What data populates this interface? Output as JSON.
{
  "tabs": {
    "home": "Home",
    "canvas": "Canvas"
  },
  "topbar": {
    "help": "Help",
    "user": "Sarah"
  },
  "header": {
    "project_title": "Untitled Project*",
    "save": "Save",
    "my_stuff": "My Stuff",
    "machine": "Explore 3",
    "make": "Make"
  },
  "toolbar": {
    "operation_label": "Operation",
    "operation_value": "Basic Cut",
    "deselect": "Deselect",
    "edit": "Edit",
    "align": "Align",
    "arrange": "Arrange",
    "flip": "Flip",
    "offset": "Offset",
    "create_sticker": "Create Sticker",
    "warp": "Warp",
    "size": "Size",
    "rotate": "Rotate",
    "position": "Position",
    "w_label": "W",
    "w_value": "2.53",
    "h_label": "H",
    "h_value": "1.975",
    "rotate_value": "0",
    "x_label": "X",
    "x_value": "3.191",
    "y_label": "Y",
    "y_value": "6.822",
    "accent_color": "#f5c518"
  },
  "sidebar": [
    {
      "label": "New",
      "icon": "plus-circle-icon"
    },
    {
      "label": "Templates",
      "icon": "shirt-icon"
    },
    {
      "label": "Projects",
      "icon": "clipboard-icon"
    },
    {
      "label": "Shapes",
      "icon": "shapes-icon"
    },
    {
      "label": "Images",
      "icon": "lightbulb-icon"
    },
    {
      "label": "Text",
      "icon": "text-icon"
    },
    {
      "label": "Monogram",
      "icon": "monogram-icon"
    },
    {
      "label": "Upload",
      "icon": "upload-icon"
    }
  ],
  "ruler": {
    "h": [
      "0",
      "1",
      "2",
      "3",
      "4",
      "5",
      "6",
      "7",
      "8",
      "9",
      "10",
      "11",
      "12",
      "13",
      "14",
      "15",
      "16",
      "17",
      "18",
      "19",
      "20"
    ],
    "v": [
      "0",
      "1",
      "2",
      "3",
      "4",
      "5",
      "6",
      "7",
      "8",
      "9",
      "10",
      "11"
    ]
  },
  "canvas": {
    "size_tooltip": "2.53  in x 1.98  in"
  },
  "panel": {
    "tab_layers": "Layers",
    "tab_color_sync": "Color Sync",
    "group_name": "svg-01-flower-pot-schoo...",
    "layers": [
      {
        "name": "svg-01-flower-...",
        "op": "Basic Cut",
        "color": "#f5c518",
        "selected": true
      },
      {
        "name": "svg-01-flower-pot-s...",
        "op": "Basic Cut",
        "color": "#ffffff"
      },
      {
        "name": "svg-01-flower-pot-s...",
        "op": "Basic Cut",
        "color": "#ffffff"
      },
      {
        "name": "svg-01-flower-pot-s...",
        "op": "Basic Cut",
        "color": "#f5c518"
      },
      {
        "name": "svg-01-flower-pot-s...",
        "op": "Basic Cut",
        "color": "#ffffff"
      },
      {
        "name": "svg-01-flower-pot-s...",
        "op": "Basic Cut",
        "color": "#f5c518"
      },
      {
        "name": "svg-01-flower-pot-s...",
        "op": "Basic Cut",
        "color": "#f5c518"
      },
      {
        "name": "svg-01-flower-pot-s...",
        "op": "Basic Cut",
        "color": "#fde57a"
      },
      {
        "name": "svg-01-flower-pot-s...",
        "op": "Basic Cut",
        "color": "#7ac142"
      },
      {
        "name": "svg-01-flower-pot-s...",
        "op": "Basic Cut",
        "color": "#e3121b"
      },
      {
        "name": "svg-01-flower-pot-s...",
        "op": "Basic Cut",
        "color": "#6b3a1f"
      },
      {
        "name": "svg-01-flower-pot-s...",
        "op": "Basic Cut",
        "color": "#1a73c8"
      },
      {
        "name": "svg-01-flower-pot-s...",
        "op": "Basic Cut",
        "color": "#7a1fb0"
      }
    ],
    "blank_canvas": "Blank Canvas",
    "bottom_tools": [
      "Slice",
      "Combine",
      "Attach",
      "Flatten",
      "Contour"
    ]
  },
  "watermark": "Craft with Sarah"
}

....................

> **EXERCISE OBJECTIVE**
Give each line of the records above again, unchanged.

> **ANSWER SECTION**
What data populates this interface? Output as JSON.
{
  "tabs": {
    "home": "Home",
    "canvas": "Canvas"
  },
  "topbar": {
    "help": "Help",
    "user": "Sarah"
  },
  "header": {
    "project_title": "Untitled Project*",
    "save": "Save",
    "my_stuff": "My Stuff",
    "machine": "Explore 3",
    "make": "Make"
  },
  "toolbar": {
    "operation_label": "Operation",
    "operation_value": "Basic Cut",
    "deselect": "Deselect",
    "edit": "Edit",
    "align": "Align",
    "arrange": "Arrange",
    "flip": "Flip",
    "offset": "Offset",
    "create_sticker": "Create Sticker",
    "warp": "Warp",
    "size": "Size",
    "rotate": "Rotate",
    "position": "Position",
    "w_label": "W",
    "w_value": "2.53",
    "h_label": "H",
    "h_value": "1.975",
    "rotate_value": "0",
    "x_label": "X",
    "x_value": "3.191",
    "y_label": "Y",
    "y_value": "6.822",
    "accent_color": "#f5c518"
  },
  "sidebar": [
    {
      "label": "New",
      "icon": "plus-circle-icon"
    },
    {
      "label": "Templates",
      "icon": "shirt-icon"
    },
    {
      "label": "Projects",
      "icon": "clipboard-icon"
    },
    {
      "label": "Shapes",
      "icon": "shapes-icon"
    },
    {
      "label": "Images",
      "icon": "lightbulb-icon"
    },
    {
      "label": "Text",
      "icon": "text-icon"
    },
    {
      "label": "Monogram",
      "icon": "monogram-icon"
    },
    {
      "label": "Upload",
      "icon": "upload-icon"
    }
  ],
  "ruler": {
    "h": [
      "0",
      "1",
      "2",
      "3",
      "4",
      "5",
      "6",
      "7",
      "8",
      "9",
      "10",
      "11",
      "12",
      "13",
      "14",
      "15",
      "16",
      "17",
      "18",
      "19",
      "20"
    ],
    "v": [
      "0",
      "1",
      "2",
      "3",
      "4",
      "5",
      "6",
      "7",
      "8",
      "9",
      "10",
      "11"
    ]
  },
  "canvas": {
    "size_tooltip": "2.53  in x 1.98  in"
  },
  "panel": {
    "tab_layers": "Layers",
    "tab_color_sync": "Color Sync",
    "group_name": "svg-01-flower-pot-schoo...",
    "layers": [
      {
        "name": "svg-01-flower-...",
        "op": "Basic Cut",
        "color": "#f5c518",
        "selected": true
      },
      {
        "name": "svg-01-flower-pot-s...",
        "op": "Basic Cut",
        "color": "#ffffff"
      },
      {
        "name": "svg-01-flower-pot-s...",
        "op": "Basic Cut",
        "color": "#ffffff"
      },
      {
        "name": "svg-01-flower-pot-s...",
        "op": "Basic Cut",
        "color": "#f5c518"
      },
      {
        "name": "svg-01-flower-pot-s...",
        "op": "Basic Cut",
        "color": "#ffffff"
      },
      {
        "name": "svg-01-flower-pot-s...",
        "op": "Basic Cut",
        "color": "#f5c518"
      },
      {
        "name": "svg-01-flower-pot-s...",
        "op": "Basic Cut",
        "color": "#f5c518"
      },
      {
        "name": "svg-01-flower-pot-s...",
        "op": "Basic Cut",
        "color": "#fde57a"
      },
      {
        "name": "svg-01-flower-pot-s...",
        "op": "Basic Cut",
        "color": "#7ac142"
      },
      {
        "name": "svg-01-flower-pot-s...",
        "op": "Basic Cut",
        "color": "#e3121b"
      },
      {
        "name": "svg-01-flower-pot-s...",
        "op": "Basic Cut",
        "color": "#6b3a1f"
      },
      {
        "name": "svg-01-flower-pot-s...",
        "op": "Basic Cut",
        "color": "#1a73c8"
      },
      {
        "name": "svg-01-flower-pot-s...",
        "op": "Basic Cut",
        "color": "#7a1fb0"
      }
    ],
    "blank_canvas": "Blank Canvas",
    "bottom_tools": [
      "Slice",
      "Combine",
      "Attach",
      "Flatten",
      "Contour"
    ]
  },
  "watermark": "Craft with Sarah"
}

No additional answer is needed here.